### [Provided entries]
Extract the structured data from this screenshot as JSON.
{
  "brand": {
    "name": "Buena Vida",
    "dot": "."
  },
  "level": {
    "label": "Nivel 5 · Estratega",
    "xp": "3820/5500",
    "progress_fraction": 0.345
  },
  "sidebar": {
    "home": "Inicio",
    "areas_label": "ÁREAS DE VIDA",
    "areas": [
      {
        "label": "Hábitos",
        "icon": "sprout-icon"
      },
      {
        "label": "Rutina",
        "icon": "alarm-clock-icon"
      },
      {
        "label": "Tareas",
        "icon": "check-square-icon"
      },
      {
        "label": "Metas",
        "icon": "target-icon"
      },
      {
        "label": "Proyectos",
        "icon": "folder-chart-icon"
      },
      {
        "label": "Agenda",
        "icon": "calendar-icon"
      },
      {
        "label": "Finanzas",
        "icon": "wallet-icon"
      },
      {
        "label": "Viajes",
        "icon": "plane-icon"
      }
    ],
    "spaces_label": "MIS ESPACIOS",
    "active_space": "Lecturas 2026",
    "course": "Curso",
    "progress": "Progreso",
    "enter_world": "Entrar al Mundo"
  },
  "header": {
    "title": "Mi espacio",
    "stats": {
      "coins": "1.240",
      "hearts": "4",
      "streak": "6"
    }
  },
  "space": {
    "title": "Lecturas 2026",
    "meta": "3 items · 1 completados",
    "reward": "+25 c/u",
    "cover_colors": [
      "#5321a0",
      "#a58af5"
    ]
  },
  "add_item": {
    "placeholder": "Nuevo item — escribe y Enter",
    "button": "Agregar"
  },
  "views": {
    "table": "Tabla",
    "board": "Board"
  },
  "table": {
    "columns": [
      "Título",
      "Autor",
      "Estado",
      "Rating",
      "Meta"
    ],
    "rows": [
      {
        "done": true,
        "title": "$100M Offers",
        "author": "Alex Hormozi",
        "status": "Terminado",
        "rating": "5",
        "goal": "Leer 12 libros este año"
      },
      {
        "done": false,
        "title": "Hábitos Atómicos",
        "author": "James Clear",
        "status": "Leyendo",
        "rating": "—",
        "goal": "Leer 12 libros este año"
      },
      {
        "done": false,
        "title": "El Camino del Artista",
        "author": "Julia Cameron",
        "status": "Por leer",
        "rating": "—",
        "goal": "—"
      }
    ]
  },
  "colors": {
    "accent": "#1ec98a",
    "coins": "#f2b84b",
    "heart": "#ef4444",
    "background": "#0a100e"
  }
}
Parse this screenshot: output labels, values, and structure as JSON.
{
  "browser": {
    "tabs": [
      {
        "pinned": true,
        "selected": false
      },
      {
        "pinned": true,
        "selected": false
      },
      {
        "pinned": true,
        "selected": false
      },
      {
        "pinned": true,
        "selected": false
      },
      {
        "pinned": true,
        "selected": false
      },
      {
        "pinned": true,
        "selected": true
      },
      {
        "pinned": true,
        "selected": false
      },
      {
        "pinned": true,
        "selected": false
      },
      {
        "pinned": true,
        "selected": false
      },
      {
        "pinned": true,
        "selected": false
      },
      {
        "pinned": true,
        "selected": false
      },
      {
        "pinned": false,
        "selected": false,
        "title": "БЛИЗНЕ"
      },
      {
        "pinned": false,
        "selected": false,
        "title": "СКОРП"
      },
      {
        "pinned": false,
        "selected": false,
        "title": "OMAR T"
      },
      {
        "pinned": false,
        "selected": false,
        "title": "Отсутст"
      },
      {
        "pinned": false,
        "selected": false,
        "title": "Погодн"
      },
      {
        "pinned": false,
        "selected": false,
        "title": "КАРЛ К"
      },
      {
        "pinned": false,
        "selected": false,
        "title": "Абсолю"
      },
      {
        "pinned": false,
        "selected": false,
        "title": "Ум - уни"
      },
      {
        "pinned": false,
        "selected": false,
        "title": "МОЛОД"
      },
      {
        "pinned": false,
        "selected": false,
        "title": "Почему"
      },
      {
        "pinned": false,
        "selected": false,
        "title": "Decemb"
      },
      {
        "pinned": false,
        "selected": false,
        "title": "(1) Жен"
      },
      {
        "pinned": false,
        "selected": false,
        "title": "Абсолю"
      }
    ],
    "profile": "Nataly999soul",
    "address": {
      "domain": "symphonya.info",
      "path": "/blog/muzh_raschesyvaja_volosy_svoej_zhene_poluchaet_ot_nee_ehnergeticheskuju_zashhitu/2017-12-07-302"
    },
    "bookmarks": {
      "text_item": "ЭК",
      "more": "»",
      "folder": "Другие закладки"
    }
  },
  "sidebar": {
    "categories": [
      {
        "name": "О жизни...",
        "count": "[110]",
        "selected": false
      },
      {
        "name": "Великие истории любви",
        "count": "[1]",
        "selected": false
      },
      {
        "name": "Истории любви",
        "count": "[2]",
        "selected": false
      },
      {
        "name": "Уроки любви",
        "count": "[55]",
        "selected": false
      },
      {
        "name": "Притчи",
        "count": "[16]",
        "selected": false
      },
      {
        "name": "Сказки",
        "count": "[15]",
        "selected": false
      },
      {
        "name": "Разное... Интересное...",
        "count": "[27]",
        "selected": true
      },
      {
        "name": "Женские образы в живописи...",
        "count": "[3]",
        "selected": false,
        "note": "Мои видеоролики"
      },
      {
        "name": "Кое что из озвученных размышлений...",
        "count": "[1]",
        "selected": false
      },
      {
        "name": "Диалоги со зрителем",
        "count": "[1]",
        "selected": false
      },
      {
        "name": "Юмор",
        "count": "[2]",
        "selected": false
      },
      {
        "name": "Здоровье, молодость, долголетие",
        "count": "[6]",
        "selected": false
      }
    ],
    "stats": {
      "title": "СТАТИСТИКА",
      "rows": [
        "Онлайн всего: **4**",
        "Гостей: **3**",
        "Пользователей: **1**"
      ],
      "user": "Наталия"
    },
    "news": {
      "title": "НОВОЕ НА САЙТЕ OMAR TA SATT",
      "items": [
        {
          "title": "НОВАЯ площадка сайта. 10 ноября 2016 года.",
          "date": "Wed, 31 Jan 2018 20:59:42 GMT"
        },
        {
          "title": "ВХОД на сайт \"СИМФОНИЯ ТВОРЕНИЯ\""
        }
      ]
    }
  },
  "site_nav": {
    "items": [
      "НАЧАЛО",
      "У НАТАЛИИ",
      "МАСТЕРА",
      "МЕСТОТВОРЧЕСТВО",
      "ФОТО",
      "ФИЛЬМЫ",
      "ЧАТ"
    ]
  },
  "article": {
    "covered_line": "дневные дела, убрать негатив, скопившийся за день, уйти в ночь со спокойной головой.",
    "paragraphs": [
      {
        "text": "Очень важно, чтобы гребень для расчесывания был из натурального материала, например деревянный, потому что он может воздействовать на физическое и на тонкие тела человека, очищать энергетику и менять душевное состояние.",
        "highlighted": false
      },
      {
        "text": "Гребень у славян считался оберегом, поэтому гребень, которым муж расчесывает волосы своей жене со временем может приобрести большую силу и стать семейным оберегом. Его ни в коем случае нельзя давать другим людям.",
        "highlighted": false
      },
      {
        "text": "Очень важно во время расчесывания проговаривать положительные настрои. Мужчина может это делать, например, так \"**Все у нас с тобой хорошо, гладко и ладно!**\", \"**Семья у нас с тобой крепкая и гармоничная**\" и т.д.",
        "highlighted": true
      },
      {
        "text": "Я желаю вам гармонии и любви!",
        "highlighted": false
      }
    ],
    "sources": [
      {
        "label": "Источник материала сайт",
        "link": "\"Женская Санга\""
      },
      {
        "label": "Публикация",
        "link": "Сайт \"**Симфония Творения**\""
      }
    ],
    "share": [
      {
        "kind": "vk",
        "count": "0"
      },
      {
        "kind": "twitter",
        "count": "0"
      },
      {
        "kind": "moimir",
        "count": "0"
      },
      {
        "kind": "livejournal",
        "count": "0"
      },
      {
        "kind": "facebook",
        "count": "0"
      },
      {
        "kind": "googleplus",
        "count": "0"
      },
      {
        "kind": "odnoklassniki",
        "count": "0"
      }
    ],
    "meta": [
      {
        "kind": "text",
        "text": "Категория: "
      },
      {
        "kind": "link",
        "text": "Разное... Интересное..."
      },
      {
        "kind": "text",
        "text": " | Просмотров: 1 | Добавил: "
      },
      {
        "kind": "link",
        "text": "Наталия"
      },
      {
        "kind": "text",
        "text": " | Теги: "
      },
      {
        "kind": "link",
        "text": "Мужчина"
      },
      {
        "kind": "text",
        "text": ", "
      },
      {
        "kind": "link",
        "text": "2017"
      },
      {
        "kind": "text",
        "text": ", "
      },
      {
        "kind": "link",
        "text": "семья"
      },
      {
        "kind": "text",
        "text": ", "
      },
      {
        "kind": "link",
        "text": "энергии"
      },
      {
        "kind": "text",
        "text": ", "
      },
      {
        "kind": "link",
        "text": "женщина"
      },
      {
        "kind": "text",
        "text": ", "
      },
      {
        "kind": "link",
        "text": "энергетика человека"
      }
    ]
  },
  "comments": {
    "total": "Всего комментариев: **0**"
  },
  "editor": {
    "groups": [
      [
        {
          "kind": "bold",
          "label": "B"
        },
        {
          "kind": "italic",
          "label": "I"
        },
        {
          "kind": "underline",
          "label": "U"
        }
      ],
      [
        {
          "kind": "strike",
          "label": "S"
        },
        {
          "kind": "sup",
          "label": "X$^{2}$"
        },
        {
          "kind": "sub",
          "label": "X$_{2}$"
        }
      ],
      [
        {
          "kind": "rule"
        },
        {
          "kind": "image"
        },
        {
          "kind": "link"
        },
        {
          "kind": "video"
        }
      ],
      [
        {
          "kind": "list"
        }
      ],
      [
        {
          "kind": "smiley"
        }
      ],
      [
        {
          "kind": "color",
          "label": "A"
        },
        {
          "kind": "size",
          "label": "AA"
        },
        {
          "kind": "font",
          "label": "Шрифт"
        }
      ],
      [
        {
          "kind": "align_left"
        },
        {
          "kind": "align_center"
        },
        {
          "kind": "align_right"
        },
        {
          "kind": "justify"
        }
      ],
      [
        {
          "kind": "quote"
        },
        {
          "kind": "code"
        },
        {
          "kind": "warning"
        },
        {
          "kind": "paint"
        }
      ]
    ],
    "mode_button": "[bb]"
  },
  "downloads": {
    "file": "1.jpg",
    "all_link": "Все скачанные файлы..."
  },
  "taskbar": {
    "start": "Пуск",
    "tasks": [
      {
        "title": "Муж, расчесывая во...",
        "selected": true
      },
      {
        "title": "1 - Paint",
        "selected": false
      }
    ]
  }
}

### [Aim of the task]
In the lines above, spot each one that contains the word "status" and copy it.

### [Output of the exercise]
        "status": "Terminado",
        "status": "Leyendo",
        "status": "Por leer",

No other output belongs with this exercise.